*Exercise requirements*: For each entry, output its words exactly and leave any picture behind.

+--

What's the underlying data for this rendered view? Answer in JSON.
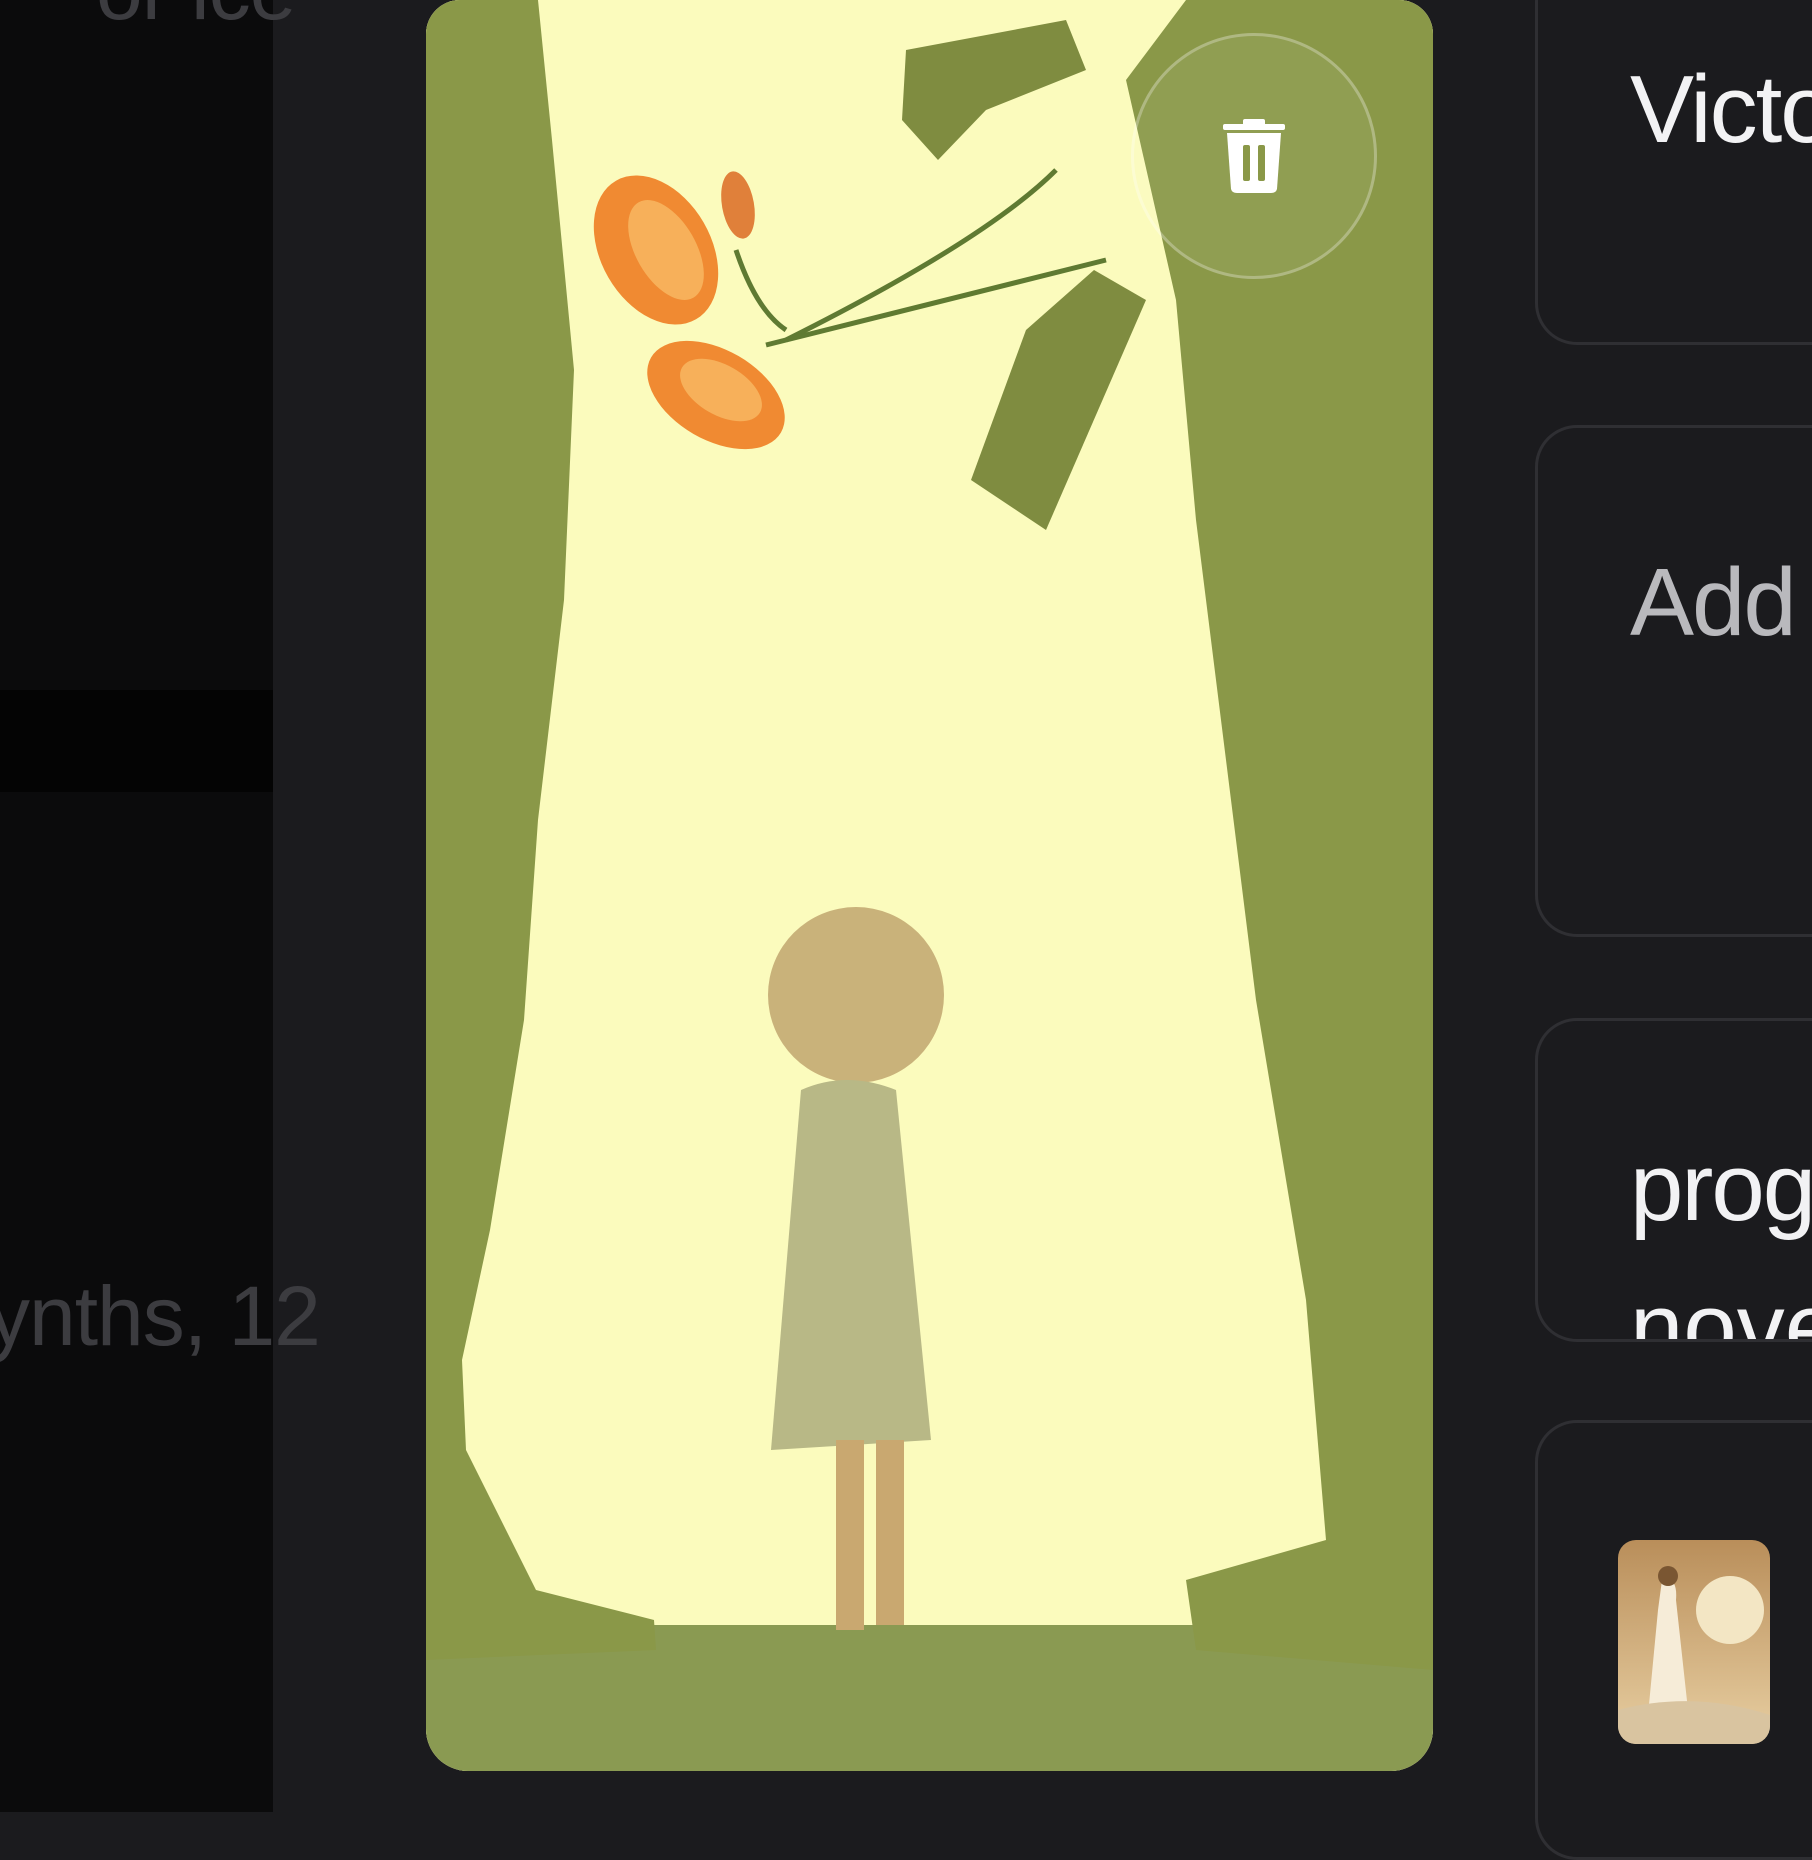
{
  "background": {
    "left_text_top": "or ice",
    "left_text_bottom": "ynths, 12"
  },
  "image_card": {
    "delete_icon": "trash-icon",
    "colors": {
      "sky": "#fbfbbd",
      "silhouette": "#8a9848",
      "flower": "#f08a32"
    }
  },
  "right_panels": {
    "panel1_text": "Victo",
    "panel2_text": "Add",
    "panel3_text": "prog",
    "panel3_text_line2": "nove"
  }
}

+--

*Result of this task*:
What's the underlying data for this rendered view? Answer in JSON.
{
  "background": {
    "left_text_top": "or ice",
    "left_text_bottom": "ynths, 12"
  },
  "image_card": {
    "delete_icon": "trash-icon",
    "colors": {
      "sky": "#fbfbbd",
      "silhouette": "#8a9848",
      "flower": "#f08a32"
    }
  },
  "right_panels": {
    "panel1_text": "Victo",
    "panel2_text": "Add",
    "panel3_text": "prog",
    "panel3_text_line2": "nove"
  }
}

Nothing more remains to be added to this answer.